Saturday, April 19, 2014
As a regular blood donor for more than 30 years, and having known Brian Hodges for several years, I read with interest your July 13 story regarding policies that restrict blood donations from gays ("Gay man's Portland blood donation fails again"). I could not help but be reminded of past policies restricting transfusions among races.
Brian Hodges of West Gardiner waits in line to give blood July 12 at the American Red Cross donor center in Portland. Hodges was turned down under a federal policy that bars gay men from contributing to the blood supply.
2013 File Photo/John Patriquin
I hope the powers that be will soon revise these outdated policies to be consistent with the current level of their own actual blood screening tests, regardless of a donor's self-declaration of activities as diverse as sexual partners, overseas travel, imprisonment, tattoos or intravenous drug use.
At a time when blood demand is so great, it does not make sense to continue to limit supply when efficient and accurate screening is already in use.
The next time I make my regular donation, I will do so hoping it might make a difference and be an actual gift of life to someone in need. And for the record, if I ever need a pint, I would be thankful to receive one from Mr. Hodges.
On 'birthday' of Medicare, let's appreciate all it's done
This month, Medicare turns 48. Since Medicare was signed into law July 30, 1965, by President Johnson, the program has helped millions of people 65 and older as well as many younger Americans with disabilities get the health care coverage they need.
Prior to the creation of Medicare, only half of the older adults in the United States had health insurance because coverage was often unavailable or unaffordable.
While you may understand the benefits of Medicare, did you know that it took almost two decades for Medicare to be signed into law?
President Truman tried on three occasions to implement a national health insurance program without success.
In 1961, a task force convened by President Kennedy recommended the creation of a national health insurance program specifically for those over 65. President Kennedy gave a televised speech about the need for Medicare in May 1962.
President Johnson continued the call in 1964, urging Congress to create Medicare. Finally, in 1965, Congress passed legislation creating the Medicare program.
When Medicare coverage began, more than 19 million Americans 65 and older enrolled in the program. Today, nearly 50 million Americans depend on Medicare for their health insurance coverage. With increasing life expectancies and more people turning 65 every day, the number of people in Medicare is expected to double between the years 2000 and 2030.
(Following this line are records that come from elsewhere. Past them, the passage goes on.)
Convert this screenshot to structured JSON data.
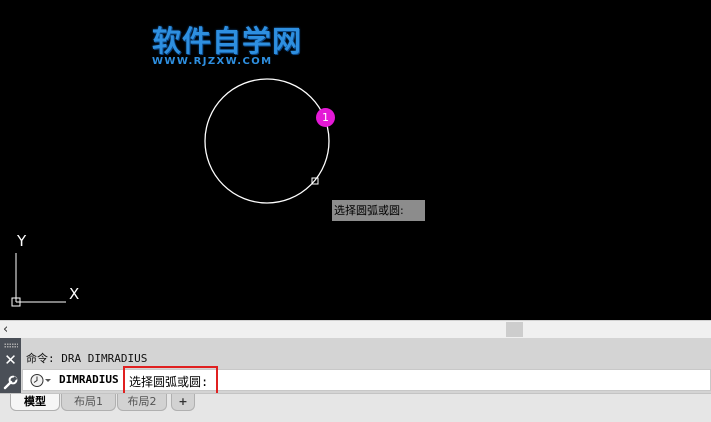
{
  "watermark": {
    "title": "软件自学网",
    "url": "WWW.RJZXW.COM"
  },
  "canvas": {
    "marker_label": "1",
    "tooltip": "选择圆弧或圆:",
    "ucs_axis_x": "X",
    "ucs_axis_y": "Y"
  },
  "scrollbar": {
    "left_arrow": "‹"
  },
  "command": {
    "close_glyph": "✕",
    "history": "命令: DRA DIMRADIUS",
    "current_command": "DIMRADIUS",
    "prompt": "选择圆弧或圆:"
  },
  "tabs": {
    "model": "模型",
    "layout1": "布局1",
    "layout2": "布局2",
    "add": "+"
  },
  "colors": {
    "canvas_bg": "#000000",
    "watermark": "#2e8fe0",
    "marker": "#e419d6",
    "highlight_box": "#e02020"
  }
}
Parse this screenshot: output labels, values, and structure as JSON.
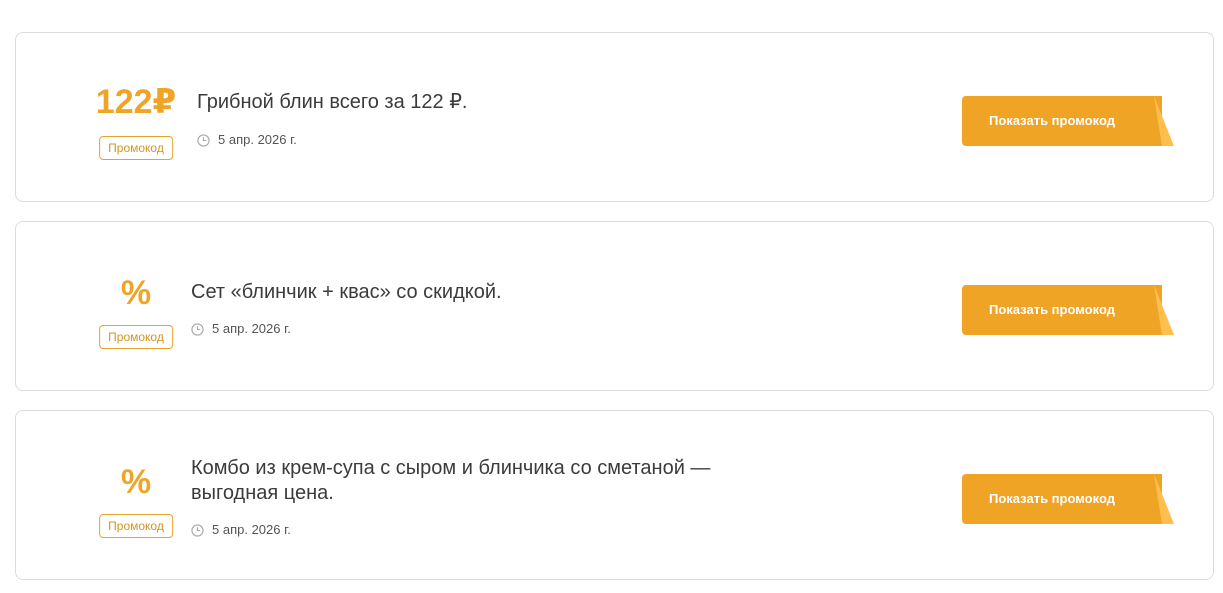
{
  "promos": [
    {
      "value": "122₽",
      "badge": "Промокод",
      "title": "Грибной блин всего за 122 ₽.",
      "date": "5 апр. 2026 г.",
      "button": "Показать промокод"
    },
    {
      "value": "%",
      "badge": "Промокод",
      "title": "Сет «блинчик + квас» со скидкой.",
      "date": "5 апр. 2026 г.",
      "button": "Показать промокод"
    },
    {
      "value": "%",
      "badge": "Промокод",
      "title": "Комбо из крем-супа с сыром и блинчика со сметаной — выгодная цена.",
      "date": "5 апр. 2026 г.",
      "button": "Показать промокод"
    }
  ],
  "colors": {
    "accent": "#f0a426",
    "accent_fold": "#ffbf4d",
    "border": "#dcdcdc"
  },
  "icons": [
    "clock-icon"
  ]
}
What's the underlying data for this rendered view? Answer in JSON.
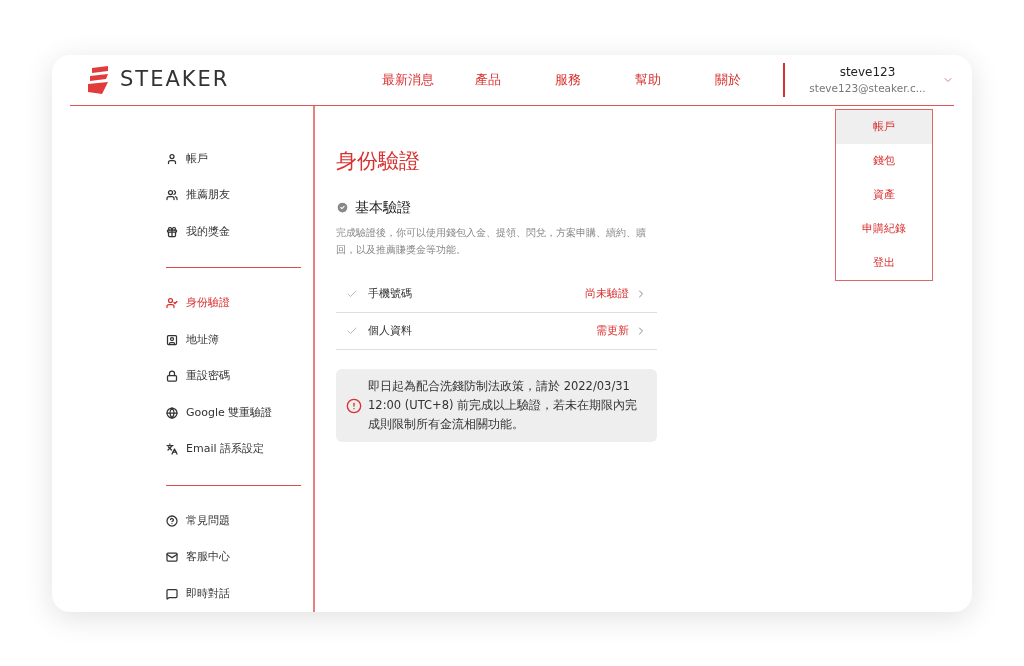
{
  "logo": {
    "text": "STEAKER"
  },
  "nav": [
    "最新消息",
    "產品",
    "服務",
    "幫助",
    "關於"
  ],
  "user": {
    "name": "steve123",
    "email": "steve123@steaker.c..."
  },
  "dropdown": [
    {
      "label": "帳戶",
      "selected": true
    },
    {
      "label": "錢包",
      "selected": false
    },
    {
      "label": "資產",
      "selected": false
    },
    {
      "label": "申購紀錄",
      "selected": false
    },
    {
      "label": "登出",
      "selected": false
    }
  ],
  "sidebar": {
    "groups": [
      [
        {
          "label": "帳戶",
          "selected": false
        },
        {
          "label": "推薦朋友",
          "selected": false
        },
        {
          "label": "我的獎金",
          "selected": false
        }
      ],
      [
        {
          "label": "身份驗證",
          "selected": true
        },
        {
          "label": "地址簿",
          "selected": false
        },
        {
          "label": "重設密碼",
          "selected": false
        },
        {
          "label": "Google 雙重驗證",
          "selected": false
        },
        {
          "label": "Email 語系設定",
          "selected": false
        }
      ],
      [
        {
          "label": "常見問題",
          "selected": false
        },
        {
          "label": "客服中心",
          "selected": false
        },
        {
          "label": "即時對話",
          "selected": false
        }
      ]
    ]
  },
  "page_title": "身份驗證",
  "section": {
    "title": "基本驗證",
    "description": "完成驗證後，你可以使用錢包入金、提領、閃兌，方案申購、續約、贖回，以及推薦賺獎金等功能。",
    "rows": [
      {
        "label": "手機號碼",
        "status": "尚未驗證"
      },
      {
        "label": "個人資料",
        "status": "需更新"
      }
    ]
  },
  "notice": "即日起為配合洗錢防制法政策，請於 2022/03/31 12:00 (UTC+8) 前完成以上驗證，若未在期限內完成則限制所有金流相關功能。"
}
Because this program is vital to so many, it's important we take the time to appreciate Medicare's journey. Equally important, we need to make sure that we do all we can to ensure the program remains strong for current and future generations. You can share your opinions at earnedasay.org.
AARP Maine Executive Council
Farm bill leaves out needy, favors corporate interests
The farm bill sets U.S. agricultural, food and resource conservation policy for the next five years.
Earlier this month the U.S. House of Representatives, on a party-line vote, broke with tradition by stripping from the farm bill the Supplementary Nutrition Assistance Program (food stamps).
What's left in the bill is billions of dollars of subsidies mostly for farming conglomerates. The U.S. Senate passed a much more balanced bill last month.
Over the past 18 years, our government has doled out an average of $7 billion per year of taxpayer funds to support the livestock and dairy industries. Instead, their products should be taxed to reimburse state and federal governments for the uncounted billions in increased medical costs and lost productivity associated with their consumption.
(Continued on page 2)